10 years after the hybrid events blew up television ratings and competed with heavy hitters on New Year’s Eve, the only combat sports programming left was on TV Tokyo and the boxing show drew a 5.1% rating. The unstoppable Kohaku (red & white) music program drew a 44.5% rating on NHK and Nippon TV drew an early rating of 19.8% and 17.2% later rating for their Downtown show. Tokyo Broadcasting System drew a 14.5% rating for their Kyokugen 2013 sports program.
The NYE MMA shows used to compete with these kinds of numbers.
I provide all of this as the background for the Press Row show I recorded with Jordan Breen at Sherdog. I thought it was one of the most interesting back-and-forths about MMA in a long time because the conversation was heavy on the history and melancholy on the future. There were so many great moments from the past NYE events that you almost have to have a checklist to run through to remember the moments. The UFC does a great job with their year-end PPVs but the one thing they don’t do well is transcend culture with their events. A UFC event is a UFC event. You either love it or you hate it. There’s no appealing to Grandma Tanaka. There’s no broadcast network appeal. The UFC is a cable and PPV product, its base is heavily male in the 18-34 year old demographic, and they will travel wherever the product goes. But there isn’t a gigantic ceiling nor is there a collapsing floor.

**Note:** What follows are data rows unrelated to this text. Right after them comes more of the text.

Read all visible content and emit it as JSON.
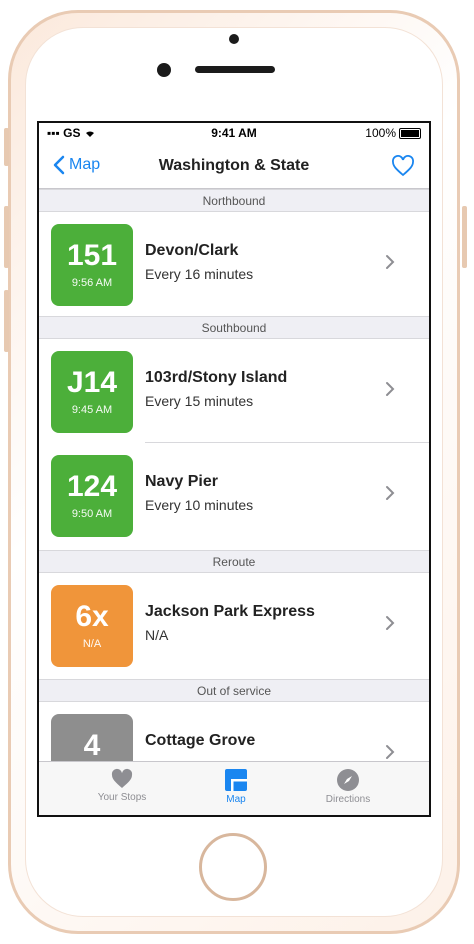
{
  "status_bar": {
    "carrier": "GS",
    "time": "9:41 AM",
    "battery": "100%"
  },
  "nav": {
    "back_label": "Map",
    "title": "Washington & State"
  },
  "sections": [
    {
      "label": "Northbound",
      "routes": [
        {
          "number": "151",
          "time": "9:56 AM",
          "name": "Devon/Clark",
          "frequency": "Every 16 minutes",
          "color": "#4caf3a"
        }
      ]
    },
    {
      "label": "Southbound",
      "routes": [
        {
          "number": "J14",
          "time": "9:45 AM",
          "name": "103rd/Stony Island",
          "frequency": "Every 15 minutes",
          "color": "#4caf3a"
        },
        {
          "number": "124",
          "time": "9:50 AM",
          "name": "Navy Pier",
          "frequency": "Every 10 minutes",
          "color": "#4caf3a"
        }
      ]
    },
    {
      "label": "Reroute",
      "routes": [
        {
          "number": "6x",
          "time": "N/A",
          "name": "Jackson Park Express",
          "frequency": "N/A",
          "color": "#f0953a"
        }
      ]
    },
    {
      "label": "Out of service",
      "routes": [
        {
          "number": "4",
          "time": "",
          "name": "Cottage Grove",
          "frequency": "",
          "color": "#8e8e8e"
        }
      ]
    }
  ],
  "tabs": [
    {
      "label": "Your Stops",
      "icon": "heart-icon",
      "active": false
    },
    {
      "label": "Map",
      "icon": "map-icon",
      "active": true
    },
    {
      "label": "Directions",
      "icon": "compass-icon",
      "active": false
    }
  ],
  "colors": {
    "accent": "#1a86f0",
    "green": "#4caf3a",
    "orange": "#f0953a",
    "gray": "#8e8e8e"
  }
}
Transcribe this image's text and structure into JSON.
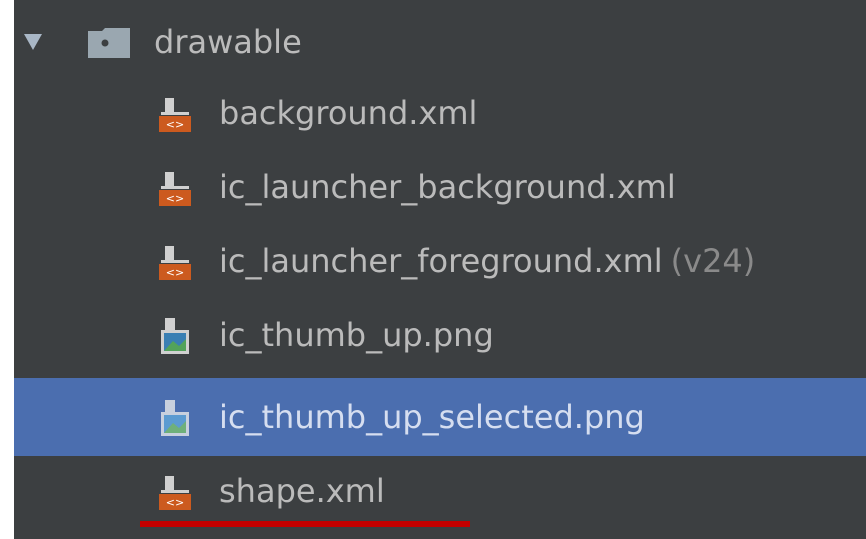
{
  "tree": {
    "folder": {
      "label": "drawable",
      "expanded": true
    },
    "files": [
      {
        "label": "background.xml",
        "qualifier": "",
        "type": "xml",
        "selected": false
      },
      {
        "label": "ic_launcher_background.xml",
        "qualifier": "",
        "type": "xml",
        "selected": false
      },
      {
        "label": "ic_launcher_foreground.xml",
        "qualifier": "(v24)",
        "type": "xml",
        "selected": false
      },
      {
        "label": "ic_thumb_up.png",
        "qualifier": "",
        "type": "png",
        "selected": false
      },
      {
        "label": "ic_thumb_up_selected.png",
        "qualifier": "",
        "type": "png",
        "selected": true
      },
      {
        "label": "shape.xml",
        "qualifier": "",
        "type": "xml",
        "selected": false
      }
    ]
  },
  "colors": {
    "panel_bg": "#3c3f41",
    "selection_bg": "#4b6eaf",
    "text": "#bbbbbb",
    "xml_badge": "#cc5a1e",
    "annotation_underline": "#c40000"
  },
  "icons": {
    "expand": "chevron-down-icon",
    "folder": "folder-icon",
    "xml": "xml-file-icon",
    "png": "image-file-icon"
  }
}
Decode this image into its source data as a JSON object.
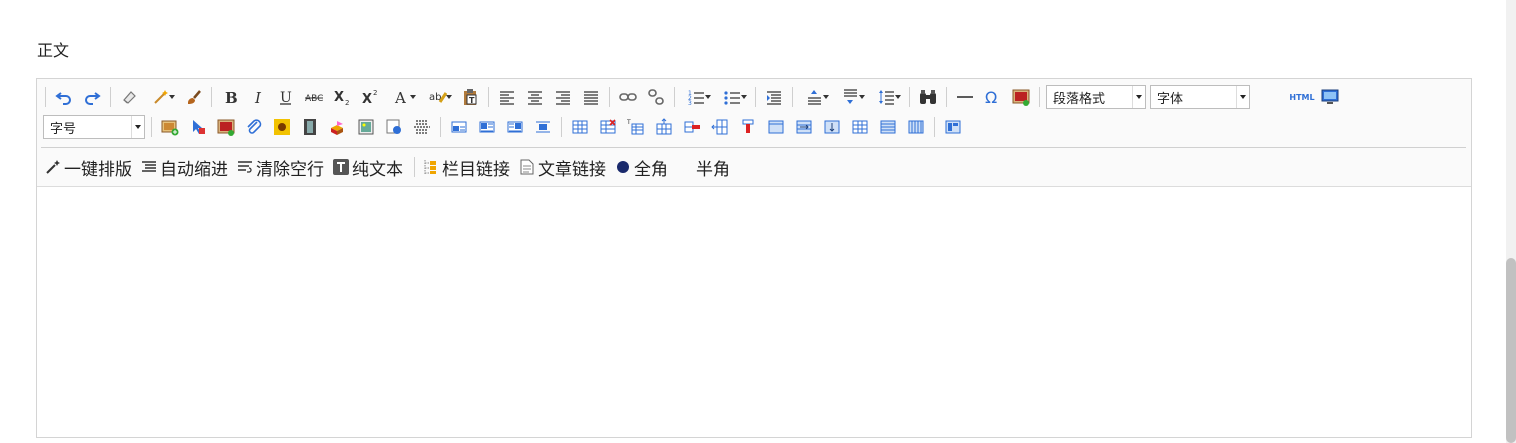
{
  "field_label": "正文",
  "toolbar": {
    "paragraph_format_select": "段落格式",
    "font_family_select": "字体",
    "font_size_select": "字号",
    "html_label": "HTML"
  },
  "quick_bar": {
    "items": [
      {
        "label": "一键排版",
        "icon": "magic-wand-icon"
      },
      {
        "label": "自动缩进",
        "icon": "indent-icon"
      },
      {
        "label": "清除空行",
        "icon": "clear-lines-icon"
      },
      {
        "label": "纯文本",
        "icon": "plain-text-icon"
      },
      {
        "label": "栏目链接",
        "icon": "column-link-icon"
      },
      {
        "label": "文章链接",
        "icon": "article-link-icon"
      },
      {
        "label": "全角",
        "icon": "full-width-icon"
      },
      {
        "label": "半角",
        "icon": "half-width-icon"
      }
    ]
  },
  "colors": {
    "accent_blue": "#2f6fd6",
    "toolbar_bg": "#fafafa",
    "border": "#d4d4d4"
  }
}
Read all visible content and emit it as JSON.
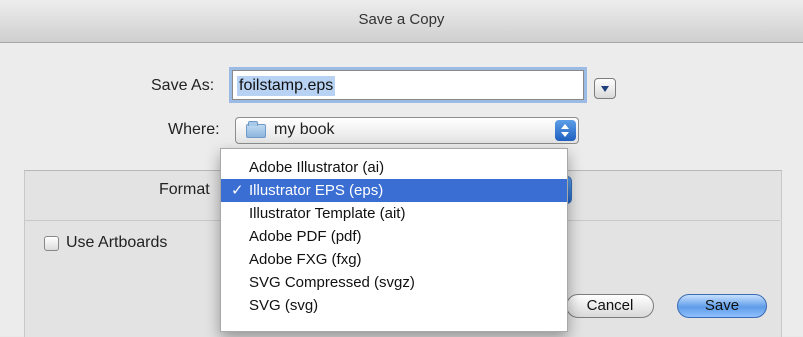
{
  "dialog": {
    "title": "Save a Copy",
    "save_as_label": "Save As:",
    "save_as_value": "foilstamp.eps",
    "where_label": "Where:",
    "where_value": "my book",
    "format_label": "Format",
    "use_artboards_label": "Use Artboards",
    "cancel_label": "Cancel",
    "save_label": "Save",
    "accent": "#3a6ed2"
  },
  "format_menu": {
    "items": [
      {
        "label": "Adobe Illustrator (ai)",
        "checked": ""
      },
      {
        "label": "Illustrator EPS (eps)",
        "checked": "✓"
      },
      {
        "label": "Illustrator Template (ait)",
        "checked": ""
      },
      {
        "label": "Adobe PDF (pdf)",
        "checked": ""
      },
      {
        "label": "Adobe FXG (fxg)",
        "checked": ""
      },
      {
        "label": "SVG Compressed (svgz)",
        "checked": ""
      },
      {
        "label": "SVG (svg)",
        "checked": ""
      }
    ],
    "selected_index": 1
  }
}
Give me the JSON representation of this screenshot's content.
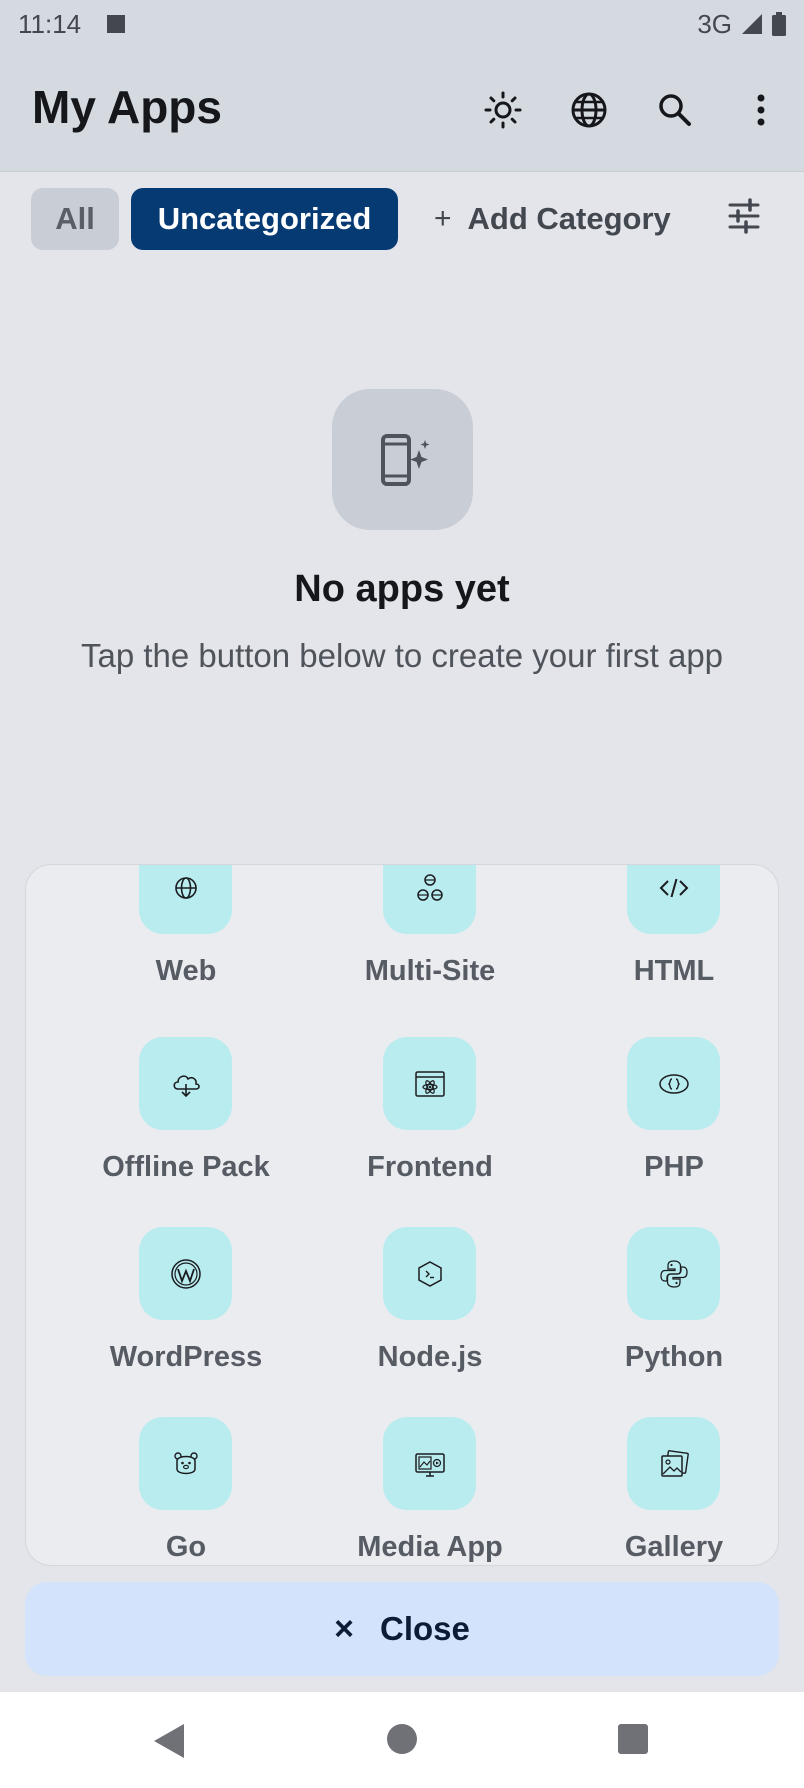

The Japanese events were all about mass market appeal and shattering ceilings no one had ever imagined possible. Everyone looked at the concept of Bob Sapp vs. Akebono with disdain except for the Japanese television audiences. They drew ratings that were comparable to the Antonio Inoki vs. Muhammad Ali hybrid match officiated by Judo Gene LeBell in 1976 at Nippon Budokan. You had freak fights like Hollywood Tadao Yasuda, broke from his pachinko gambling debts & losing his daughter’s support, versus Jerome Le Banner in an MMA fight. The UFC would never book a mass market product like this because they are a sport and have been fighting for their credibility since day one. In Japan, the fights were absurd but they were credibly absurd and that’s why they drew so well.
Will we see a period of Japanese fighting drawing big TV ratings on New Year’s Eve again? Right now, the safe answer is “no.” In addition to the crackdown on the yakuza gangs, you also have a situation where the pro-wrestling industry in the country is very different than the environment that created the Japanese MMA boom. You had Antonio Inoki, whose concept of fantasy fights was a key driver. You had UWF International, the “dojo pro-wrestling” group that was super popular. Today’s pro-wrestling environment? It’s an environment with one major promotion, New Japan, and that promotion used to be Antonio Inoki’s baby before it got sold twice. And the people in New Japan are anti-MMA to the extent that they would never send their stars to do MMA fights again. They’ll bring in a Kazushi Sakuraba or Katsuyori Shibata to do special matches but under the pro-wrestling tent. Without major pro-wrestling operations pushing the concept of the shooting style, you won’t have the backbone to create a new Japanese MMA boom in the country.
Which is why the scene right now is such a sad reminder of what things used to be and what things could have been if players like Ed Fishman & Sony had been able to get involved.